WHAT NEEDS TO BE DONE – Each entry must be restated exactly as it appears.

═════ GIVEN RECORDS ═════

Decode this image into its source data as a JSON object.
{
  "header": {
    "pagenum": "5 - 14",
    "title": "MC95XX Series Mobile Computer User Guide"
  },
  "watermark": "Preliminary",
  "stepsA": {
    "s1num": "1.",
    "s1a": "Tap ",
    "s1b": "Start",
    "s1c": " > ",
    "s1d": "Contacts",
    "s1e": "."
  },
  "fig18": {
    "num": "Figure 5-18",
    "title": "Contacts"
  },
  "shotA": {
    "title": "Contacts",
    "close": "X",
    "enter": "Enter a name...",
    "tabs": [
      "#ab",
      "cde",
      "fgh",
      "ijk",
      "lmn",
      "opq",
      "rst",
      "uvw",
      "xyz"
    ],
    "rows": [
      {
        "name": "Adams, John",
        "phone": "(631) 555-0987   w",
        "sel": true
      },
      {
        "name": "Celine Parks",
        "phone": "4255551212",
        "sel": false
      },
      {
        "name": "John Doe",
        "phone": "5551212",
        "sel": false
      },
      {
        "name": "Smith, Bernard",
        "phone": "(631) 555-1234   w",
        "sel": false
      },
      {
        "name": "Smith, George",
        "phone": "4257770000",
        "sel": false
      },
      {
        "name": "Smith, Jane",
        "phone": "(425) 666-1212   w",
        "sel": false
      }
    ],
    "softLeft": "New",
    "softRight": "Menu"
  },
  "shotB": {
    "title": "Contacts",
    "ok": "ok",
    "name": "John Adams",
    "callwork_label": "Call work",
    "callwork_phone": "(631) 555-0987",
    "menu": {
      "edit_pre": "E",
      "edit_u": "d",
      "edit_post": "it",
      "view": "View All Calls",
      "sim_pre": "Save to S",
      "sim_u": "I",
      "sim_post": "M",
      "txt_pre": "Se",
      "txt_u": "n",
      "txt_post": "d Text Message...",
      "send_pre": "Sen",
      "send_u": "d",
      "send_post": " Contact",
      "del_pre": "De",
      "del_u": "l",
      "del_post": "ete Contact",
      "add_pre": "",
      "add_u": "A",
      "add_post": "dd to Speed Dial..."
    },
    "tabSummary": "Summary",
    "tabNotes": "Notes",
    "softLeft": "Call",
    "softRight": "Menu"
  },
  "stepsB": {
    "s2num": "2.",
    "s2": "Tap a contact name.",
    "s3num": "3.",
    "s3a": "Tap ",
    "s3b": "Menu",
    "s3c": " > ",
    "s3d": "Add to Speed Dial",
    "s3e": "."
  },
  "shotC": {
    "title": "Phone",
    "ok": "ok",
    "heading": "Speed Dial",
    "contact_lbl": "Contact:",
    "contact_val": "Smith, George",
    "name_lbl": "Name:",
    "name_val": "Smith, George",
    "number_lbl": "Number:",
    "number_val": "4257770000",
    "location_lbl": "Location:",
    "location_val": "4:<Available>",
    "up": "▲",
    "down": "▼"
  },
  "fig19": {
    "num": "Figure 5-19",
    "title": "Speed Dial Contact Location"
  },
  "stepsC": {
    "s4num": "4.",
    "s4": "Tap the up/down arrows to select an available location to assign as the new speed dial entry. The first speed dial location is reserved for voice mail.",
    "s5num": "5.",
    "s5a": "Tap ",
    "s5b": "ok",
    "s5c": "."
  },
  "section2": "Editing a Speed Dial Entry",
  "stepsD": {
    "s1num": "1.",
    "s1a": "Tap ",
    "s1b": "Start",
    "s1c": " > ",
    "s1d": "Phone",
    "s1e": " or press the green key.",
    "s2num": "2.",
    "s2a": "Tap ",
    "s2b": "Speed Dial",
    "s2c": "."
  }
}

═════

ANSWER SECTION –
Decode this image into its source data as a JSON object.
{
  "header": {
    "pagenum": "5 - 14",
    "title": "MC95XX Series Mobile Computer User Guide"
  },
  "watermark": "Preliminary",
  "stepsA": {
    "s1num": "1.",
    "s1a": "Tap ",
    "s1b": "Start",
    "s1c": " > ",
    "s1d": "Contacts",
    "s1e": "."
  },
  "fig18": {
    "num": "Figure 5-18",
    "title": "Contacts"
  },
  "shotA": {
    "title": "Contacts",
    "close": "X",
    "enter": "Enter a name...",
    "tabs": [
      "#ab",
      "cde",
      "fgh",
      "ijk",
      "lmn",
      "opq",
      "rst",
      "uvw",
      "xyz"
    ],
    "rows": [
      {
        "name": "Adams, John",
        "phone": "(631) 555-0987   w",
        "sel": true
      },
      {
        "name": "Celine Parks",
        "phone": "4255551212",
        "sel": false
      },
      {
        "name": "John Doe",
        "phone": "5551212",
        "sel": false
      },
      {
        "name": "Smith, Bernard",
        "phone": "(631) 555-1234   w",
        "sel": false
      },
      {
        "name": "Smith, George",
        "phone": "4257770000",
        "sel": false
      },
      {
        "name": "Smith, Jane",
        "phone": "(425) 666-1212   w",
        "sel": false
      }
    ],
    "softLeft": "New",
    "softRight": "Menu"
  },
  "shotB": {
    "title": "Contacts",
    "ok": "ok",
    "name": "John Adams",
    "callwork_label": "Call work",
    "callwork_phone": "(631) 555-0987",
    "menu": {
      "edit_pre": "E",
      "edit_u": "d",
      "edit_post": "it",
      "view": "View All Calls",
      "sim_pre": "Save to S",
      "sim_u": "I",
      "sim_post": "M",
      "txt_pre": "Se",
      "txt_u": "n",
      "txt_post": "d Text Message...",
      "send_pre": "Sen",
      "send_u": "d",
      "send_post": " Contact",
      "del_pre": "De",
      "del_u": "l",
      "del_post": "ete Contact",
      "add_pre": "",
      "add_u": "A",
      "add_post": "dd to Speed Dial..."
    },
    "tabSummary": "Summary",
    "tabNotes": "Notes",
    "softLeft": "Call",
    "softRight": "Menu"
  },
  "stepsB": {
    "s2num": "2.",
    "s2": "Tap a contact name.",
    "s3num": "3.",
    "s3a": "Tap ",
    "s3b": "Menu",
    "s3c": " > ",
    "s3d": "Add to Speed Dial",
    "s3e": "."
  },
  "shotC": {
    "title": "Phone",
    "ok": "ok",
    "heading": "Speed Dial",
    "contact_lbl": "Contact:",
    "contact_val": "Smith, George",
    "name_lbl": "Name:",
    "name_val": "Smith, George",
    "number_lbl": "Number:",
    "number_val": "4257770000",
    "location_lbl": "Location:",
    "location_val": "4:<Available>",
    "up": "▲",
    "down": "▼"
  },
  "fig19": {
    "num": "Figure 5-19",
    "title": "Speed Dial Contact Location"
  },
  "stepsC": {
    "s4num": "4.",
    "s4": "Tap the up/down arrows to select an available location to assign as the new speed dial entry. The first speed dial location is reserved for voice mail.",
    "s5num": "5.",
    "s5a": "Tap ",
    "s5b": "ok",
    "s5c": "."
  },
  "section2": "Editing a Speed Dial Entry",
  "stepsD": {
    "s1num": "1.",
    "s1a": "Tap ",
    "s1b": "Start",
    "s1c": " > ",
    "s1d": "Phone",
    "s1e": " or press the green key.",
    "s2num": "2.",
    "s2a": "Tap ",
    "s2b": "Speed Dial",
    "s2c": "."
  }
}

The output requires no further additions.